What a nice surprise to see that you’re having the same thought as I was. About the newsletters in my inbox.
I send out a newsletter on the fifteenth of each month to subscribers who sign up on my website. It includes a link to an article or a podcast or a video that is relevant to our times, along with an excerpt of the book I’m currently working on.
While on a call with Shailaja V last week about this topic, she asked me a pertinent question – what are the newsletters that you like? I was stumped. Tens of newsletters that I have signed up for at various times depending on what was on the top of my interest list pour in uninvited on a regular basis. I am too lazy to unsubscribe. So I complain about this abundance.
Now that I stopped to think back to those newsletters that I do regularly read, I can see a pattern.
Here are 5 newsletters that I enjoy:

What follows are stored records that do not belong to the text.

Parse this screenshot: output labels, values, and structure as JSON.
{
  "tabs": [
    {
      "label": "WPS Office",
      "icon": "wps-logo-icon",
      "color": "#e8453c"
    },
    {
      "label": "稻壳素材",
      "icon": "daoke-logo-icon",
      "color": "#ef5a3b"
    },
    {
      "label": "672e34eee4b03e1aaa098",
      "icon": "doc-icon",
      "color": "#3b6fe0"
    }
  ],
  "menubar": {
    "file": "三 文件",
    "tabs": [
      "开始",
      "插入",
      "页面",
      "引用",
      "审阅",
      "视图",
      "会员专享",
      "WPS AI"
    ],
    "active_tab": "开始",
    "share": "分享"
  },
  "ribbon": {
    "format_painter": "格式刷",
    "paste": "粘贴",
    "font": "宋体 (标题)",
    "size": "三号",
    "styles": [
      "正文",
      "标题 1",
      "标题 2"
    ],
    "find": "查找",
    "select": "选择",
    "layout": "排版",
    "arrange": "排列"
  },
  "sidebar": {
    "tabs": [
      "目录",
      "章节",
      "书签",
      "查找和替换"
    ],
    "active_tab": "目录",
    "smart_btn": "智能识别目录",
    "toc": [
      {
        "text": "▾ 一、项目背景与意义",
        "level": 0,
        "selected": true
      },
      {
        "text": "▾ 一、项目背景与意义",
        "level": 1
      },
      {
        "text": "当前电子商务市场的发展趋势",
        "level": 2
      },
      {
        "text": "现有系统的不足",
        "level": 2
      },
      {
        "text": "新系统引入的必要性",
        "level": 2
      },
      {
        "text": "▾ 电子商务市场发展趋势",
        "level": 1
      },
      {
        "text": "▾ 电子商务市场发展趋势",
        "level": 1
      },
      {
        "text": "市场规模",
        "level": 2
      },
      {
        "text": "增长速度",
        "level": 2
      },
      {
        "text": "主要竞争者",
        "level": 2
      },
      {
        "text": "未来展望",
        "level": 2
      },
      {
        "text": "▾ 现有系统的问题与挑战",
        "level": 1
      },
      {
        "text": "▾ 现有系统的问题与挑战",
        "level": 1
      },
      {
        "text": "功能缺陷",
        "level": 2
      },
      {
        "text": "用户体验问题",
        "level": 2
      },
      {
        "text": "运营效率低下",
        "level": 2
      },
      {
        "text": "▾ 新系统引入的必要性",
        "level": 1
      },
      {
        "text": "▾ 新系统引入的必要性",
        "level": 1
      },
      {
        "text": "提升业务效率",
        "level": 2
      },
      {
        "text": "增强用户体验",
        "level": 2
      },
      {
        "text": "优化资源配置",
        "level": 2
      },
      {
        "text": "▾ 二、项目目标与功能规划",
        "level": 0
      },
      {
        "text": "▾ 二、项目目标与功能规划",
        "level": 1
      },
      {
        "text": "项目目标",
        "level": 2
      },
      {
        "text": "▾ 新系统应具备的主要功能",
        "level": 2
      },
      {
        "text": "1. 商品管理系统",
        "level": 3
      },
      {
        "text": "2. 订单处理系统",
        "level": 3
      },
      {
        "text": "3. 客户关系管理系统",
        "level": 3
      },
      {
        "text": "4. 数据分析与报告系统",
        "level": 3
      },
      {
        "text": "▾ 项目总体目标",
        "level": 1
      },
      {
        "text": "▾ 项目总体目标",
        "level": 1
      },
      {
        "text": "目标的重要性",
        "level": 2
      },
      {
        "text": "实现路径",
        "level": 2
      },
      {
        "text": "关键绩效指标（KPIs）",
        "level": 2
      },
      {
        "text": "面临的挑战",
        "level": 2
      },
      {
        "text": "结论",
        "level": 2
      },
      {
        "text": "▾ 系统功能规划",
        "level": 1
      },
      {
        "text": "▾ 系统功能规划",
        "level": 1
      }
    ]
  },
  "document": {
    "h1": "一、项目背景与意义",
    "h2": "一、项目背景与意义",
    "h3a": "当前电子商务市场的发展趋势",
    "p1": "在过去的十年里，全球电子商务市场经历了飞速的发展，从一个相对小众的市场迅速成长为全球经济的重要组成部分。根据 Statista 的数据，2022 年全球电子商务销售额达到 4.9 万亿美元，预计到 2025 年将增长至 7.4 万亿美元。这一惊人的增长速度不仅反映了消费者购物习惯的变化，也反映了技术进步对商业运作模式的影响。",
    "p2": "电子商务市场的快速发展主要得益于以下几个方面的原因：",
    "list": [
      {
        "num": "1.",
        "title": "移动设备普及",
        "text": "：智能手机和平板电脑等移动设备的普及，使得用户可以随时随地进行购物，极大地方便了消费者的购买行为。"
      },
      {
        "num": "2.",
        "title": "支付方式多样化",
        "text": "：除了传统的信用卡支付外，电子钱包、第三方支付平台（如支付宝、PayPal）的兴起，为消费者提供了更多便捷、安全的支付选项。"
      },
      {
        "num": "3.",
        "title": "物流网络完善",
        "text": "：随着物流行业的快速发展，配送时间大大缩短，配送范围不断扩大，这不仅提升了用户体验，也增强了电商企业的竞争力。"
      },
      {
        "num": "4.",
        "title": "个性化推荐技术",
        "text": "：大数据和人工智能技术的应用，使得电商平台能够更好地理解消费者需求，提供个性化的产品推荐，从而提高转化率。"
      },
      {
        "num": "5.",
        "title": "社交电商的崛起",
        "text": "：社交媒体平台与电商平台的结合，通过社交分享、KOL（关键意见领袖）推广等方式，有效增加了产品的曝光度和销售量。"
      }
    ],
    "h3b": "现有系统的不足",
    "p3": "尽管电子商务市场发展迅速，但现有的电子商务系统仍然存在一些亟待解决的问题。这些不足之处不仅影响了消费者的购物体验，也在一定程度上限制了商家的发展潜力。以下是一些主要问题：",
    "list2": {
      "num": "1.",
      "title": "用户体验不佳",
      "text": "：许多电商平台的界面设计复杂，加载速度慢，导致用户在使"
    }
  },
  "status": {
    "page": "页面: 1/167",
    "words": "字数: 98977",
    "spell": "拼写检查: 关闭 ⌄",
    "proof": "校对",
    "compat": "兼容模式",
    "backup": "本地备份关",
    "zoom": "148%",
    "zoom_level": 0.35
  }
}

- Word-a-day: Not so much a newsletter as a daily trickle of words that enrich my vocabulary. I love the weekly themes, the little origin stories and the best part, the thought-provoking quotes that accompany the post. Their Instagram feed is beautiful. Wordsmith.orgsmith
2. The On Being Project: A weekly newsletter that succinctly captures the gentle but inspiring ethos of the On Being podcast that I have enjoyed for a long time. Krista Tippet has the enviable job of interviewing interesting people from various fields. Through her I have met physician Atul Gawande, cellist Yo-Yo Ma and physicist Carlo Rovelli.
3. What I read this month: A monthly newsletter by the well-known author of The Happiness Project lists all the books she reads in a month. Her list is huge – both in terms of the number of books she reads and the genres that she covers. I have often come across books that I have gone on to read and enjoy from Rubin’s list. Gretchen Rubin
4. Maria Popova’s Brain Pickings gives my brain a weekly anti-aging shot. Her carefully curated selections and insightful comments get my worn-out grey cells rejuvenated. Brain Pickings
5. The Curious Reader newsletter: While the rest of the list reflects a long-time habit, this newsletter came to my attention more than a year ago. Even before I began writing arclies for them, I loved their website and approach to revitalising the literary scene in India with their carefully selected lists that drew attention to all the noteworthy action in the area of books and publishing in India. I was sorry to see the last issue of the newsletter in Aug 2020. I am not sure when I will find a replacement that will fill that niche. The Curious Reader
# newsletter #writing #reading
What newsletters to do you subscribe to? What makes you sign up for a newsletter? Head over to my website and signup for my newsletter if you’re interested and help me craft mine for 2021.